Select every line below containing the word "AVAILABLE".

Entries from a dataset of interfaces
• • • • •

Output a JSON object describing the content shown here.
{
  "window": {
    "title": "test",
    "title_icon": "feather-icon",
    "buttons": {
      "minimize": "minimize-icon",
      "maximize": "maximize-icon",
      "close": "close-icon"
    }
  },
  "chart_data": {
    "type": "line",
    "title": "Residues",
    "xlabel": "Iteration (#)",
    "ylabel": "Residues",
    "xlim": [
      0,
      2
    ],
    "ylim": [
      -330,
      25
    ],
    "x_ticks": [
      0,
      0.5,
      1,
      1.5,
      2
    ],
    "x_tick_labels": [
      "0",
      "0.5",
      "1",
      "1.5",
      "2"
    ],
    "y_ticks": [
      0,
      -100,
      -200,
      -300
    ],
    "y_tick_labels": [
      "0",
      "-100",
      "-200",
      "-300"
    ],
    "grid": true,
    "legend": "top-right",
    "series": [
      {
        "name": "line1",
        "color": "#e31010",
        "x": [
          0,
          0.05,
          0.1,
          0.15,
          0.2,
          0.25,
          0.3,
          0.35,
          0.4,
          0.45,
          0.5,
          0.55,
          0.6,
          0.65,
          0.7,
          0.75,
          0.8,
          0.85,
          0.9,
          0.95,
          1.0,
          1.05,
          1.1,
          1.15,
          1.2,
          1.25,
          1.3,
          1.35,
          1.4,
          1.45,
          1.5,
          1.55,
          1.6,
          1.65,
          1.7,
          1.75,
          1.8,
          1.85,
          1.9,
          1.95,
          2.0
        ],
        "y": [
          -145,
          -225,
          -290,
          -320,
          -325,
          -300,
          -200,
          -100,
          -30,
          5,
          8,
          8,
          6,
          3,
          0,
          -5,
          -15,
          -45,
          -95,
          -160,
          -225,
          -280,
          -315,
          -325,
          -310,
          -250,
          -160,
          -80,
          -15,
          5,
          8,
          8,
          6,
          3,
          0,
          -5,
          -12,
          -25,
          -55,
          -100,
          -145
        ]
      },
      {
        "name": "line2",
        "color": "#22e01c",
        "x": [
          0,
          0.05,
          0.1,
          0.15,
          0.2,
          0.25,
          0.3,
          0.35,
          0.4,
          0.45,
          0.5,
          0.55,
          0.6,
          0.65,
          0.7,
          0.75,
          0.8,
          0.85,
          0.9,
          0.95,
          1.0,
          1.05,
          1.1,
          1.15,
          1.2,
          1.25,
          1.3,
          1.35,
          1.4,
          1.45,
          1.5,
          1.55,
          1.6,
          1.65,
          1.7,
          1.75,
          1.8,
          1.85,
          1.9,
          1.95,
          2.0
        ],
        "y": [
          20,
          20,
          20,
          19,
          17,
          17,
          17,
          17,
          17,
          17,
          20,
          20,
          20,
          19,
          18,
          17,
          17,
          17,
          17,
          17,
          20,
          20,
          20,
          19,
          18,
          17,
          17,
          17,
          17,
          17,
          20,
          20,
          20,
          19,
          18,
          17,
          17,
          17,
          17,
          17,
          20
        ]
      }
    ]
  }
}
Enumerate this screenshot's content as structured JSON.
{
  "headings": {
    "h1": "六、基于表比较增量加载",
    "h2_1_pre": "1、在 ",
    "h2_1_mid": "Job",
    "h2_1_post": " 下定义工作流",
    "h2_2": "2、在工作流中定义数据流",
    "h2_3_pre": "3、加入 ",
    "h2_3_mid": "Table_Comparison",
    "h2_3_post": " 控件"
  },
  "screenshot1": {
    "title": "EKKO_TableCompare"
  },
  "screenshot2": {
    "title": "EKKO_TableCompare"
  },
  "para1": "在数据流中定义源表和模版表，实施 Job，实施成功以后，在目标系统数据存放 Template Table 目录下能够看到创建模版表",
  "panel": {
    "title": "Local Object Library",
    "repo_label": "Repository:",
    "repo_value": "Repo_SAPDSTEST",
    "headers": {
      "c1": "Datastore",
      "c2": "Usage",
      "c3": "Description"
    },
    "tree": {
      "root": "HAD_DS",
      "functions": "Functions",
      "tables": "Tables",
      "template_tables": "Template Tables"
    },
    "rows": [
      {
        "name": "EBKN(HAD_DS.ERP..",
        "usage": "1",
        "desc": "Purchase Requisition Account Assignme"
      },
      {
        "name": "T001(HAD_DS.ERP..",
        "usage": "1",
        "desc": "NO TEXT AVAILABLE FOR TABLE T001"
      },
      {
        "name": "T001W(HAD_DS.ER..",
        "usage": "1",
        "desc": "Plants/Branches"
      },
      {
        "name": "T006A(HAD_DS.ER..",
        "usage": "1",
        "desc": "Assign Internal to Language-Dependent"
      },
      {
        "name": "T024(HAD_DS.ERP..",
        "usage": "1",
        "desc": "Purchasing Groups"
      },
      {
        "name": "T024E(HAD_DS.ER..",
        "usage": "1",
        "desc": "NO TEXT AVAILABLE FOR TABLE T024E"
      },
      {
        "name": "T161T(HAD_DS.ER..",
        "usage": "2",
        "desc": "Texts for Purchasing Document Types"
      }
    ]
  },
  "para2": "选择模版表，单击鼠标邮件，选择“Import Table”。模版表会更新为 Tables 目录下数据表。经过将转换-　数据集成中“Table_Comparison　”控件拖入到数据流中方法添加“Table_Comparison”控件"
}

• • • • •

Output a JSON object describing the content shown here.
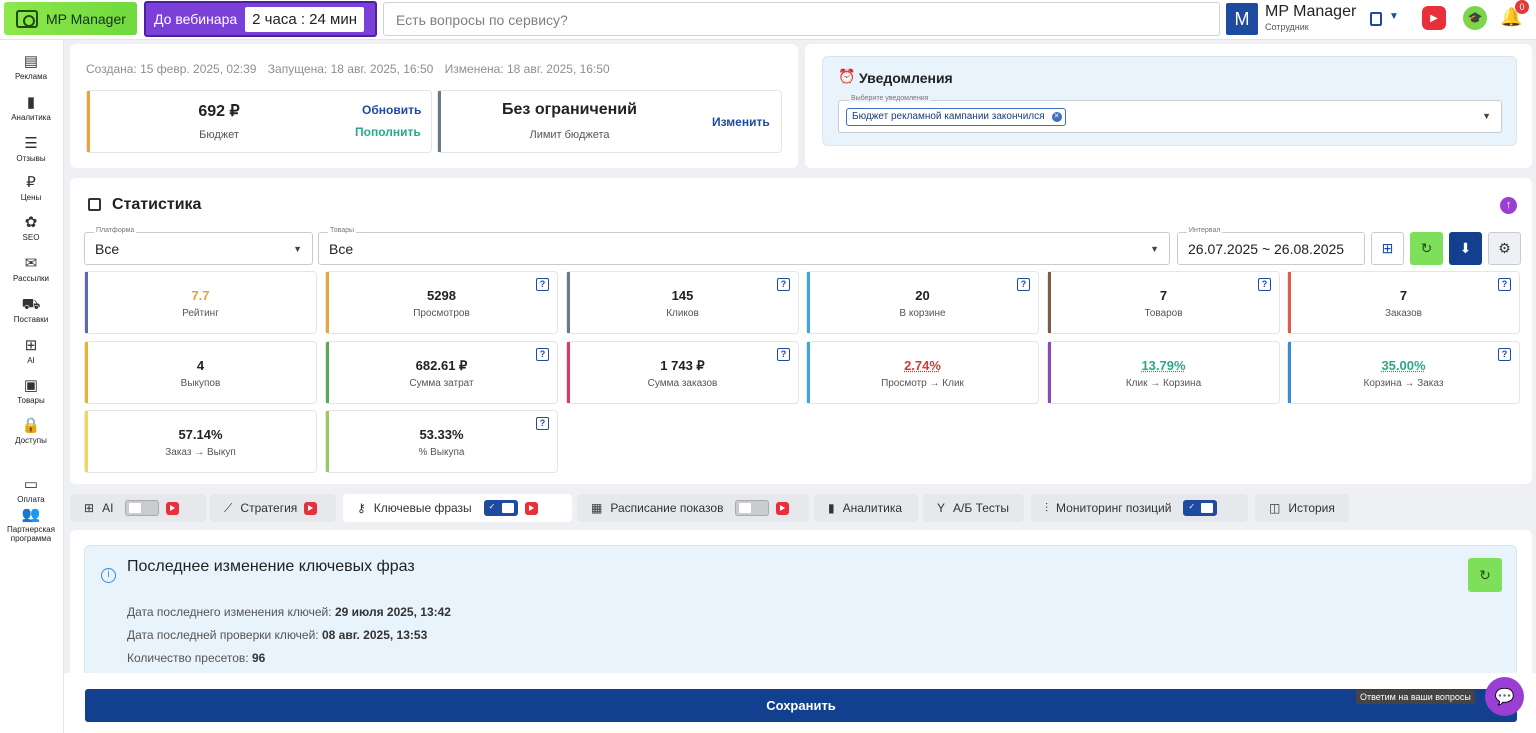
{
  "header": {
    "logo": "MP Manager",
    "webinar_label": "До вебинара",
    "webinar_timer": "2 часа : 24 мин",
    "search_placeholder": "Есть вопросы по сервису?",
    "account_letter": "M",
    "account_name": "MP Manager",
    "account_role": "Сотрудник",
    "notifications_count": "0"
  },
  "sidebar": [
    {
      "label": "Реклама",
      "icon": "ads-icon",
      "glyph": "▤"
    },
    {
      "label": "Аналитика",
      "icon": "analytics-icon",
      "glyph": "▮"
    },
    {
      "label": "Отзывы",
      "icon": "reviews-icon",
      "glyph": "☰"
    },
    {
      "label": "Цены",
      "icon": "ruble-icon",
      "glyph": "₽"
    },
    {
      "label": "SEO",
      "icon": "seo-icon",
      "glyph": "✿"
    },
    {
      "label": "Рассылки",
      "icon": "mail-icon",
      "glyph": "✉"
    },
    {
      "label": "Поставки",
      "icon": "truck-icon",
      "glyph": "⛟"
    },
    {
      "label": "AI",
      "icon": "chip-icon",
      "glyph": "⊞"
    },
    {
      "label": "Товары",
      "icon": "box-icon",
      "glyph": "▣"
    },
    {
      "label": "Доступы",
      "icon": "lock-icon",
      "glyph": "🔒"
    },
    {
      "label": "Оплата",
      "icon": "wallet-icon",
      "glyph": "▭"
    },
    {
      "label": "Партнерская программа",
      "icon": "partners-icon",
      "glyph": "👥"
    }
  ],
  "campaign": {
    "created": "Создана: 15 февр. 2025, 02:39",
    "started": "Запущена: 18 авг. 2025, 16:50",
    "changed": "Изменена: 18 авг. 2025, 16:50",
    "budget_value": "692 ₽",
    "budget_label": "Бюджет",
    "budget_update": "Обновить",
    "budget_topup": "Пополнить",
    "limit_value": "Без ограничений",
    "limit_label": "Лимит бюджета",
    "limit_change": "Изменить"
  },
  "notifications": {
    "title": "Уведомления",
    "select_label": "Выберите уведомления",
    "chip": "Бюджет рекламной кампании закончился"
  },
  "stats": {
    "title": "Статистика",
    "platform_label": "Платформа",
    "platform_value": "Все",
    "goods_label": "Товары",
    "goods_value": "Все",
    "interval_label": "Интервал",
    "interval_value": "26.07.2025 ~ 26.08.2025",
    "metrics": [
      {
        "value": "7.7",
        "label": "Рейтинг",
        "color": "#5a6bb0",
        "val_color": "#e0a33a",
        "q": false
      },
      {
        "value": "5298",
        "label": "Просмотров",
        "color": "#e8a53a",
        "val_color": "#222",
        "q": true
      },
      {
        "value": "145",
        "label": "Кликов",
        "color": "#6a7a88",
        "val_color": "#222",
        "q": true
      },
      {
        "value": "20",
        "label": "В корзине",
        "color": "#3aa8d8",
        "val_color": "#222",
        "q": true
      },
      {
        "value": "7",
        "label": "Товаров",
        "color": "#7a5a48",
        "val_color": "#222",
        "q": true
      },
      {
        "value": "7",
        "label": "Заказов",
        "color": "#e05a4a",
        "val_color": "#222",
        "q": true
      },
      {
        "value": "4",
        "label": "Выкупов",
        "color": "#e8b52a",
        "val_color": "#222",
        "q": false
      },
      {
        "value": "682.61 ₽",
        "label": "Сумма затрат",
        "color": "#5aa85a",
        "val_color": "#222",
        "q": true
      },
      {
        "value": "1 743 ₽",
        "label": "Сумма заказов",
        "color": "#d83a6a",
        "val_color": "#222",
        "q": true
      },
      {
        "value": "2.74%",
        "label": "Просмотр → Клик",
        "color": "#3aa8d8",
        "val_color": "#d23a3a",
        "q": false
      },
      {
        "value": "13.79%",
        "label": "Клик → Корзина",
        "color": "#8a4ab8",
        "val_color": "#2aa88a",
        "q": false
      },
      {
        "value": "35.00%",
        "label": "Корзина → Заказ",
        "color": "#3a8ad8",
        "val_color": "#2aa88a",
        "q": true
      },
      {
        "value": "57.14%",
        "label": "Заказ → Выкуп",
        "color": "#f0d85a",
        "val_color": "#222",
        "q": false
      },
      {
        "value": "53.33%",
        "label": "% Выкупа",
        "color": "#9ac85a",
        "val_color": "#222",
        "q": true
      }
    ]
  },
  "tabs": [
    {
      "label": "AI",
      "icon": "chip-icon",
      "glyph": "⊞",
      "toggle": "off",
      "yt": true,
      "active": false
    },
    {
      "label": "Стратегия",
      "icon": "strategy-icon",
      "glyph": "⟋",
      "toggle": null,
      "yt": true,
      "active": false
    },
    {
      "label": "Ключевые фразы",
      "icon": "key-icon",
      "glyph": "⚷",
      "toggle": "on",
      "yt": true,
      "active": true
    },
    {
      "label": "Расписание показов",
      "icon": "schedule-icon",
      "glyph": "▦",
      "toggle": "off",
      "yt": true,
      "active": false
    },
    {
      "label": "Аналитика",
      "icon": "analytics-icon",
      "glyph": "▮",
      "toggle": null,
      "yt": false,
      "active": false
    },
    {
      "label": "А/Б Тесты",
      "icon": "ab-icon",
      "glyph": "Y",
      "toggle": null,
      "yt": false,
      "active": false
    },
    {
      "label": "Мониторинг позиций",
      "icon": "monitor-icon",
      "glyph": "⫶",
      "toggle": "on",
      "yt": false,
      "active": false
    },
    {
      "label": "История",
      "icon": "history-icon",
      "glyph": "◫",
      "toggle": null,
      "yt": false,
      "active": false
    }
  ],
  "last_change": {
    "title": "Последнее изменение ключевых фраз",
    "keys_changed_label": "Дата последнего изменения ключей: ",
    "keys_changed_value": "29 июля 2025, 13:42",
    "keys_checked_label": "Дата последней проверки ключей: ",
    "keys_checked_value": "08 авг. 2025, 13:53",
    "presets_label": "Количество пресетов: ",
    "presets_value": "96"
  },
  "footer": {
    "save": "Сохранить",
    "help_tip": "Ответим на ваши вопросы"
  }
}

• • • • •

== WRITTEN ANSWER ==
        "desc": "NO TEXT AVAILABLE FOR TABLE T001"
        "desc": "NO TEXT AVAILABLE FOR TABLE T024E"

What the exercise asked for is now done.